Stress management is as much an issue as is financial management or human resource management since stress threatens every aspect of our lives. Stress manifests itself in the form of tension, frustration, anxiety and worry, clouding people’s ability to work, function efficiently and to be happy. A stressed out workforce is hazardous to the health of an organisation.
Being concerned about one’s responsibilities and being driven with regard to one’s goals and ambitions is one thing; being tense, unhappy, and unable to celebrate one’s achievements is quite another. The sources of stress usually are: the distance between our aspirations and our achievements, or our inability to cope with demands made at workplace, or a perceived inadequacy in dealing with various situations as a consequence of some personality issues

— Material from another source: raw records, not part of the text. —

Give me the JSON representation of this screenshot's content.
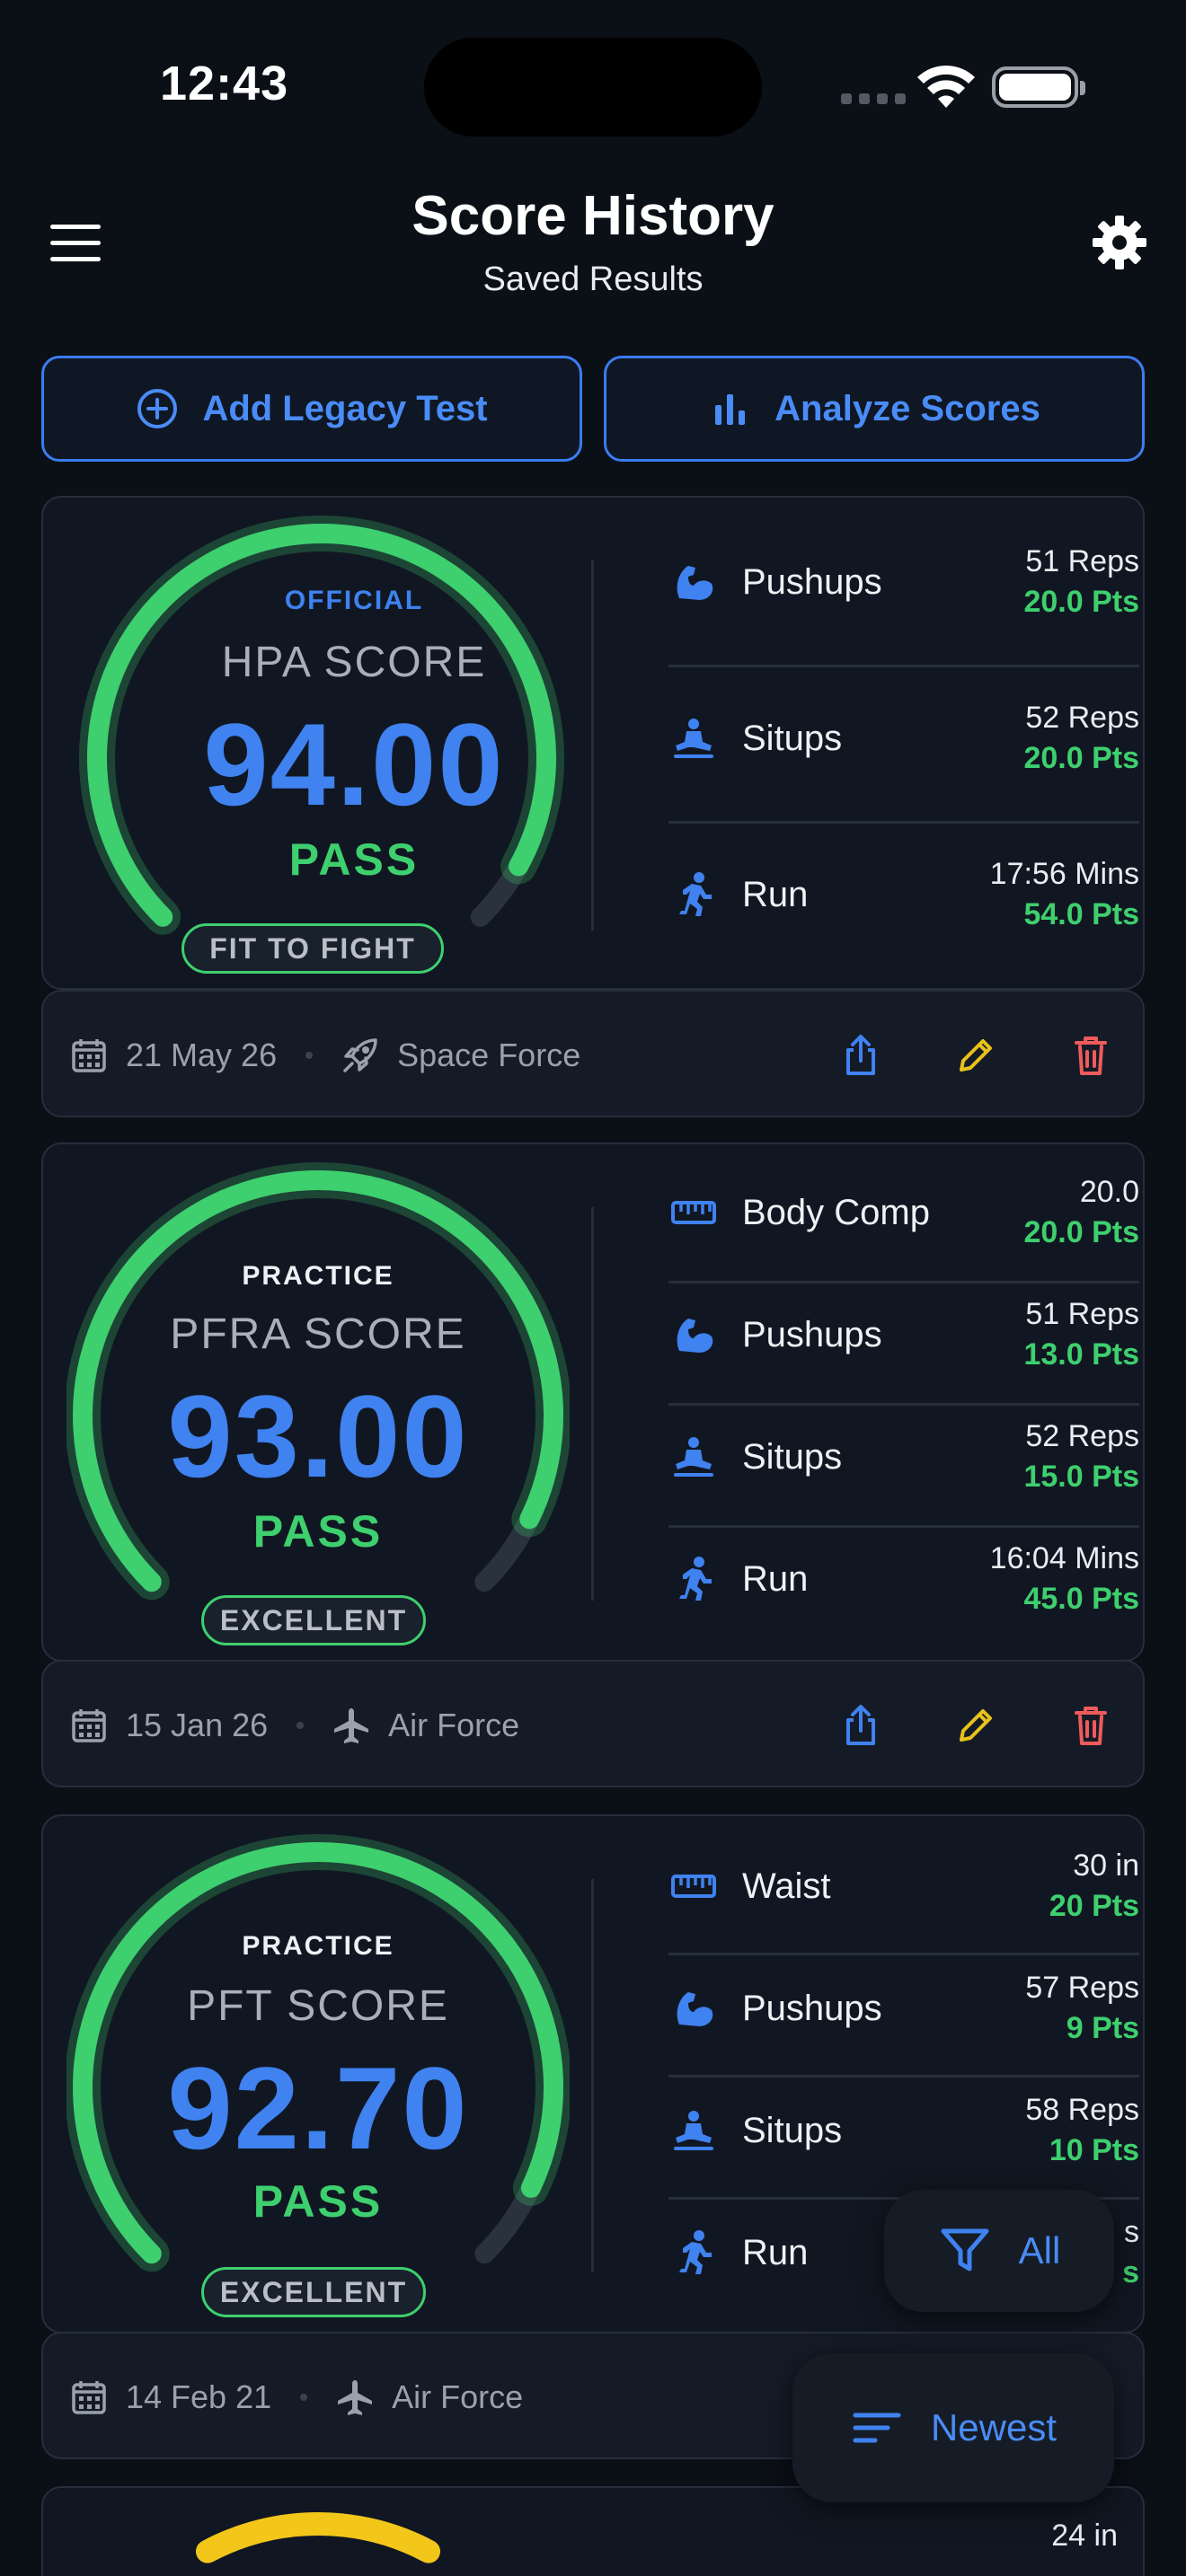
{
  "status_bar": {
    "time": "12:43"
  },
  "header": {
    "title": "Score History",
    "subtitle": "Saved Results"
  },
  "actions": {
    "add_legacy": "Add Legacy Test",
    "analyze": "Analyze Scores"
  },
  "colors": {
    "accent": "#3f82f0",
    "pass": "#3ecf6e",
    "edit": "#e8c21a",
    "delete": "#ef5b5b",
    "caution": "#f3c61a"
  },
  "cards": [
    {
      "kind": "OFFICIAL",
      "test": "HPA SCORE",
      "score": "94.00",
      "result": "PASS",
      "badge": "FIT TO FIGHT",
      "gauge_fraction": 0.94,
      "events": [
        {
          "icon": "bicep-icon",
          "name": "Pushups",
          "raw": "51 Reps",
          "pts": "20.0 Pts"
        },
        {
          "icon": "situp-icon",
          "name": "Situps",
          "raw": "52 Reps",
          "pts": "20.0 Pts"
        },
        {
          "icon": "run-icon",
          "name": "Run",
          "raw": "17:56 Mins",
          "pts": "54.0 Pts"
        }
      ],
      "date": "21 May 26",
      "branch": "Space Force",
      "branch_icon": "rocket-icon"
    },
    {
      "kind": "PRACTICE",
      "test": "PFRA SCORE",
      "score": "93.00",
      "result": "PASS",
      "badge": "EXCELLENT",
      "gauge_fraction": 0.93,
      "events": [
        {
          "icon": "tape-measure-icon",
          "name": "Body Comp",
          "raw": "20.0",
          "pts": "20.0 Pts"
        },
        {
          "icon": "bicep-icon",
          "name": "Pushups",
          "raw": "51 Reps",
          "pts": "13.0 Pts"
        },
        {
          "icon": "situp-icon",
          "name": "Situps",
          "raw": "52 Reps",
          "pts": "15.0 Pts"
        },
        {
          "icon": "run-icon",
          "name": "Run",
          "raw": "16:04 Mins",
          "pts": "45.0 Pts"
        }
      ],
      "date": "15 Jan 26",
      "branch": "Air Force",
      "branch_icon": "airplane-icon"
    },
    {
      "kind": "PRACTICE",
      "test": "PFT SCORE",
      "score": "92.70",
      "result": "PASS",
      "badge": "EXCELLENT",
      "gauge_fraction": 0.927,
      "events": [
        {
          "icon": "tape-measure-icon",
          "name": "Waist",
          "raw": "30 in",
          "pts": "20 Pts"
        },
        {
          "icon": "bicep-icon",
          "name": "Pushups",
          "raw": "57 Reps",
          "pts": "9 Pts"
        },
        {
          "icon": "situp-icon",
          "name": "Situps",
          "raw": "58 Reps",
          "pts": "10 Pts"
        },
        {
          "icon": "run-icon",
          "name": "Run",
          "raw": "s",
          "pts": "s"
        }
      ],
      "date": "14 Feb 21",
      "branch": "Air Force",
      "branch_icon": "airplane-icon"
    },
    {
      "partial_raw": "24 in"
    }
  ],
  "floating": {
    "filter_label": "All",
    "sort_label": "Newest"
  }
}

Stress management workshop helps participants become aware of stress triggers affecting them, helping them to feel and exercise a greater control over their feelings and reactions. They are given tools that help them identify stressful situations and employ a problem-solving approach in dealing with them.
The objective of this program is to provide the participants with an in-depth understanding of the various methods of conducting research in management areas. Specifically speaking, the program attempts to hone their ability to define research problems, create and evaluate the appropriate research designs, critically evaluate and interpret information and considerations that enter every step of the research process, derive conclusions and interpretations, and write research proposals and reports.
The participants are introduced to various scientific approaches to research, and they learn how to build and/or test theory/framework, how to deal with measurement issues, determination of appropriate research design, the nuances of Survey Research, Experimental Research, and Qualitative Research, the skills needed for data analysis and interpretation, the skills for writing research reports and proposals, and a discussion on issues in current research practice.